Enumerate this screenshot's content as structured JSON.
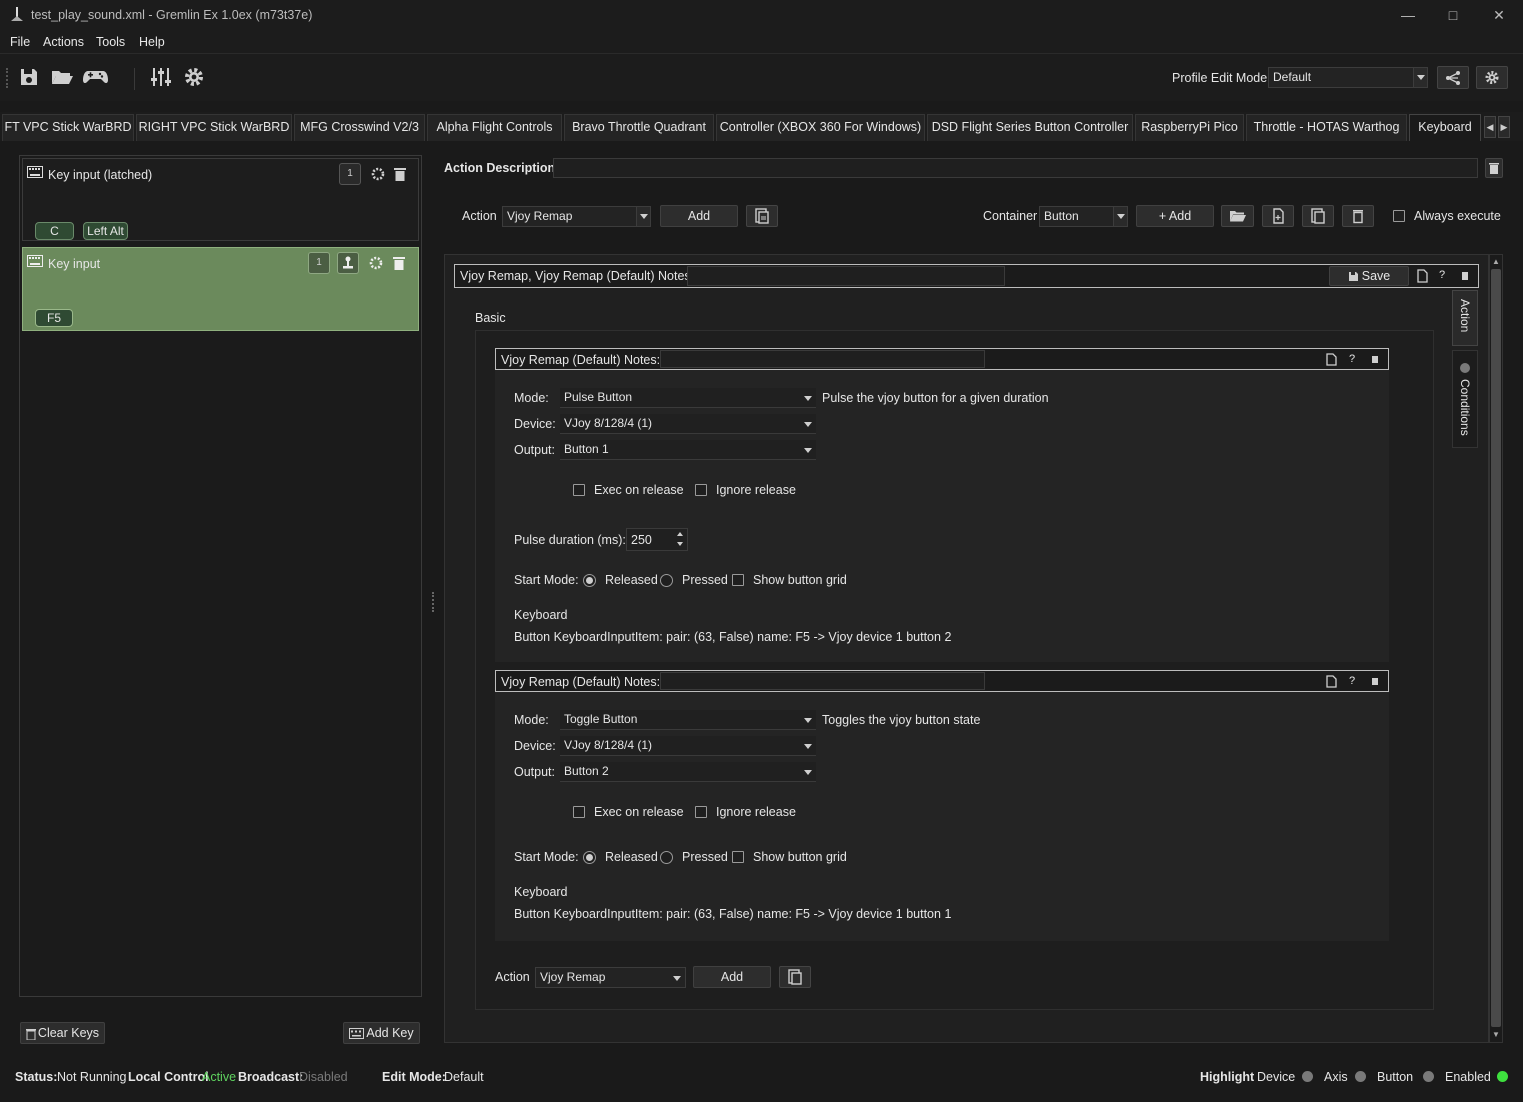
{
  "window": {
    "title": "test_play_sound.xml - Gremlin Ex 1.0ex (m73t37e)"
  },
  "menu": [
    "File",
    "Actions",
    "Tools",
    "Help"
  ],
  "toolbar": {
    "profile_edit_mode_label": "Profile Edit Mode",
    "profile_edit_mode_value": "Default"
  },
  "tabs": [
    "FT VPC Stick WarBRD",
    "RIGHT VPC Stick WarBRD",
    "MFG Crosswind V2/3",
    "Alpha Flight Controls",
    "Bravo Throttle Quadrant",
    "Controller (XBOX 360 For Windows)",
    "DSD Flight Series Button Controller",
    "RaspberryPi Pico",
    "Throttle - HOTAS Warthog",
    "Keyboard"
  ],
  "inputs": [
    {
      "label": "Key input (latched)",
      "count": "1",
      "keys": [
        "C",
        "Left Alt"
      ],
      "selected": false
    },
    {
      "label": "Key input",
      "count": "1",
      "keys": [
        "F5"
      ],
      "selected": true
    }
  ],
  "left_footer": {
    "clear_keys": "Clear Keys",
    "add_key": "Add Key"
  },
  "action_description_label": "Action Description",
  "action_row": {
    "action_label": "Action",
    "action_value": "Vjoy Remap",
    "add_label": "Add",
    "container_label": "Container",
    "container_value": "Button",
    "container_add": "+ Add",
    "always_execute": "Always execute"
  },
  "container": {
    "title": "Vjoy Remap, Vjoy Remap (Default)  Notes:",
    "save_label": "Save",
    "help": "?",
    "basic_label": "Basic",
    "side_tabs": [
      "Action",
      "Conditions"
    ]
  },
  "remaps": [
    {
      "title": "Vjoy Remap (Default)  Notes:",
      "mode_label": "Mode:",
      "mode": "Pulse Button",
      "mode_desc": "Pulse the vjoy button for a given duration",
      "device_label": "Device:",
      "device": "VJoy 8/128/4 (1)",
      "output_label": "Output:",
      "output": "Button 1",
      "exec_on_release": "Exec on release",
      "ignore_release": "Ignore release",
      "pulse_label": "Pulse duration (ms):",
      "pulse_value": "250",
      "start_mode_label": "Start Mode:",
      "released": "Released",
      "pressed": "Pressed",
      "show_grid": "Show button grid",
      "kb_title": "Keyboard",
      "kb_desc": "Button KeyboardInputItem: pair: (63, False) name: F5 -> Vjoy device 1 button 2"
    },
    {
      "title": "Vjoy Remap (Default)  Notes:",
      "mode_label": "Mode:",
      "mode": "Toggle Button",
      "mode_desc": "Toggles the vjoy button state",
      "device_label": "Device:",
      "device": "VJoy 8/128/4 (1)",
      "output_label": "Output:",
      "output": "Button 2",
      "exec_on_release": "Exec on release",
      "ignore_release": "Ignore release",
      "start_mode_label": "Start Mode:",
      "released": "Released",
      "pressed": "Pressed",
      "show_grid": "Show button grid",
      "kb_title": "Keyboard",
      "kb_desc": "Button KeyboardInputItem: pair: (63, False) name: F5 -> Vjoy device 1 button 1"
    }
  ],
  "bottom_action": {
    "label": "Action",
    "value": "Vjoy Remap",
    "add": "Add"
  },
  "status": {
    "status_label": "Status:",
    "status_value": "Not Running",
    "local_label": "Local Control",
    "local_value": "Active",
    "broadcast_label": "Broadcast:",
    "broadcast_value": "Disabled",
    "edit_mode_label": "Edit Mode:",
    "edit_mode_value": "Default",
    "highlight_label": "Highlight",
    "device": "Device",
    "axis": "Axis",
    "button": "Button",
    "enabled": "Enabled",
    "colors": {
      "active": "#5fd35f",
      "disabled": "#7a7a7a",
      "enabled_dot": "#3ee03e"
    }
  }
}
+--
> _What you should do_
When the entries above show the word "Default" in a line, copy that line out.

> _Task result_
    "profile_edit_mode_value": "Default"
    "title": "Vjoy Remap, Vjoy Remap (Default)  Notes:",
      "title": "Vjoy Remap (Default)  Notes:",
      "title": "Vjoy Remap (Default)  Notes:",
    "edit_mode_value": "Default",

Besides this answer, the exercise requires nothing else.